A portion of the proceeds will benefit two organizations reportedly combating the world’s escalating ecological crisis, The Leonardo DiCaprio Foundation and Oceana’s United States Shark Conservation Program.The collection will be represented by 11 works in the May 17th evening sale, and an additional 35 lots in the May 18 afternoon sale. Collectively, this group is expected to realize in excess of $20 million.
A portion of the proceeds from this collection will benefit the Leonardo DiCaprio Foundation, and Oceana’s United States Shark Conservation program, ensuring that the revolutionary spirit with which these works were created will continue their fight on the front lines of the battle to protect the world’s ecology.”Loic Gouzer, Chairman, Post-War and Contemporary Art
The collection is named for Steven Parrino’s, Death in America #1, 2003 (estimate: $800,000-1,200,000), a pivotal work for the iconoclastic artist, following a turning point in his career. Describing this time, Parrino once remarked, “the word on painting was ‘Painting Is Dead.’ I saw this as an interesting place for painting… and this death painting thing led to a sex and death painting thing… that became an existence thing.”
Death in America #1, 2003, pictured left, is a shimmering, beautiful piece of destruction. It exemplifies Parrino’s intelligently rebellious approach to the canvas. It also reflects the spirit of Death in America: Selections from the Zadig & Voltaire Collection, an extraordinary grouping of works that explores this “existence thing” from a rich crossroads of art, music and fashion. Zadig & Voltaire, known around the globe for its effortlessly cool brand of Parisian rock chic, shares in the rebel soul of many of the artists in this selection. Though their artistic missions are diverse, a sense of radical creative (re)vision is common to the tough, pioneering Minimalism of Donald Judd to the firebrand sensibilities of Urs Fischer and Maurizio Cattelan, or Rudolf Stingel, whose Untitled, 2012 (estimate: $4,500,000-5,500,000) – pictured below enshrines transient graffiti as a gilded artifact, reminding the viewer that the tattooed grit of the city is never far away.
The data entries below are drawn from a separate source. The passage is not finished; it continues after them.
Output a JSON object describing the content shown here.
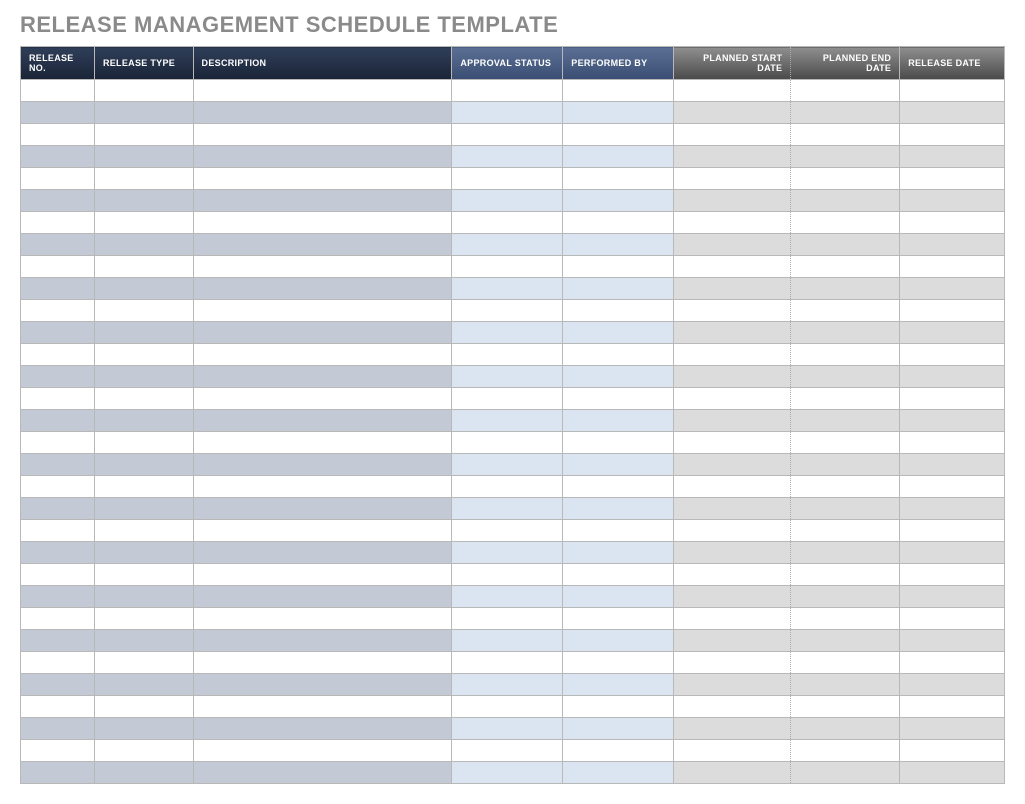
{
  "title": "RELEASE MANAGEMENT SCHEDULE TEMPLATE",
  "columns": [
    "RELEASE NO.",
    "RELEASE TYPE",
    "DESCRIPTION",
    "APPROVAL STATUS",
    "PERFORMED BY",
    "PLANNED START DATE",
    "PLANNED END DATE",
    "RELEASE DATE"
  ],
  "rows": [
    [
      "",
      "",
      "",
      "",
      "",
      "",
      "",
      ""
    ],
    [
      "",
      "",
      "",
      "",
      "",
      "",
      "",
      ""
    ],
    [
      "",
      "",
      "",
      "",
      "",
      "",
      "",
      ""
    ],
    [
      "",
      "",
      "",
      "",
      "",
      "",
      "",
      ""
    ],
    [
      "",
      "",
      "",
      "",
      "",
      "",
      "",
      ""
    ],
    [
      "",
      "",
      "",
      "",
      "",
      "",
      "",
      ""
    ],
    [
      "",
      "",
      "",
      "",
      "",
      "",
      "",
      ""
    ],
    [
      "",
      "",
      "",
      "",
      "",
      "",
      "",
      ""
    ],
    [
      "",
      "",
      "",
      "",
      "",
      "",
      "",
      ""
    ],
    [
      "",
      "",
      "",
      "",
      "",
      "",
      "",
      ""
    ],
    [
      "",
      "",
      "",
      "",
      "",
      "",
      "",
      ""
    ],
    [
      "",
      "",
      "",
      "",
      "",
      "",
      "",
      ""
    ],
    [
      "",
      "",
      "",
      "",
      "",
      "",
      "",
      ""
    ],
    [
      "",
      "",
      "",
      "",
      "",
      "",
      "",
      ""
    ],
    [
      "",
      "",
      "",
      "",
      "",
      "",
      "",
      ""
    ],
    [
      "",
      "",
      "",
      "",
      "",
      "",
      "",
      ""
    ],
    [
      "",
      "",
      "",
      "",
      "",
      "",
      "",
      ""
    ],
    [
      "",
      "",
      "",
      "",
      "",
      "",
      "",
      ""
    ],
    [
      "",
      "",
      "",
      "",
      "",
      "",
      "",
      ""
    ],
    [
      "",
      "",
      "",
      "",
      "",
      "",
      "",
      ""
    ],
    [
      "",
      "",
      "",
      "",
      "",
      "",
      "",
      ""
    ],
    [
      "",
      "",
      "",
      "",
      "",
      "",
      "",
      ""
    ],
    [
      "",
      "",
      "",
      "",
      "",
      "",
      "",
      ""
    ],
    [
      "",
      "",
      "",
      "",
      "",
      "",
      "",
      ""
    ],
    [
      "",
      "",
      "",
      "",
      "",
      "",
      "",
      ""
    ],
    [
      "",
      "",
      "",
      "",
      "",
      "",
      "",
      ""
    ],
    [
      "",
      "",
      "",
      "",
      "",
      "",
      "",
      ""
    ],
    [
      "",
      "",
      "",
      "",
      "",
      "",
      "",
      ""
    ],
    [
      "",
      "",
      "",
      "",
      "",
      "",
      "",
      ""
    ],
    [
      "",
      "",
      "",
      "",
      "",
      "",
      "",
      ""
    ],
    [
      "",
      "",
      "",
      "",
      "",
      "",
      "",
      ""
    ],
    [
      "",
      "",
      "",
      "",
      "",
      "",
      "",
      ""
    ]
  ]
}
As founder Thierry Gillier and his wife, creative director Cecilia Bönström are well aware, confronting traditional taste can unlock exciting new avenues of expression. Their label offers a vision of classic simplicity infused with rock-and-roll spirit that is in perfect sync with their lifestyle, philosophy and art collection.
An enigmatic highlight is Maurizio Cattelan’s Untitled, 2007 (estimate: $1,000,000-1,500,000) – pictured below, a startling life-size sculpture that ranks among the artist’s most powerful and iconic creations. A girl in a nightshirt hangs with her back to the viewer and her face hidden, arms outstretched as if crucified. She is packed in an open crate: her limbs and torso are supported by padded plywood restraints, and the box is lined with tissue paper.
The work has its genesis in a 1977-78 self-portrait by Francesca Woodman, which captures the young photographer hanging from a doorway in Rome. Cattelan recreated this enigmatic image as an uncannily realistic sculpture, first shown at Austria’s Kunsthaus Bregenz in 2008.
With a sharp eye for the unforgettable images, Cattelan poses an intelligent investigation into mechanisms of power, the reception of art, and the restraint of ideas, revealing the anxieties that lie behind his provocative practice.
Prior to installation he happened to see the figure secured face-down in its shipping crate, and the work’s current iteration was born. In her packaging the girl seems at once protected and imprisoned, both tortured martyr and enshrined art object.
Additional highlights from the Death in America: Selections from the Zadig & Voltaire Collection include: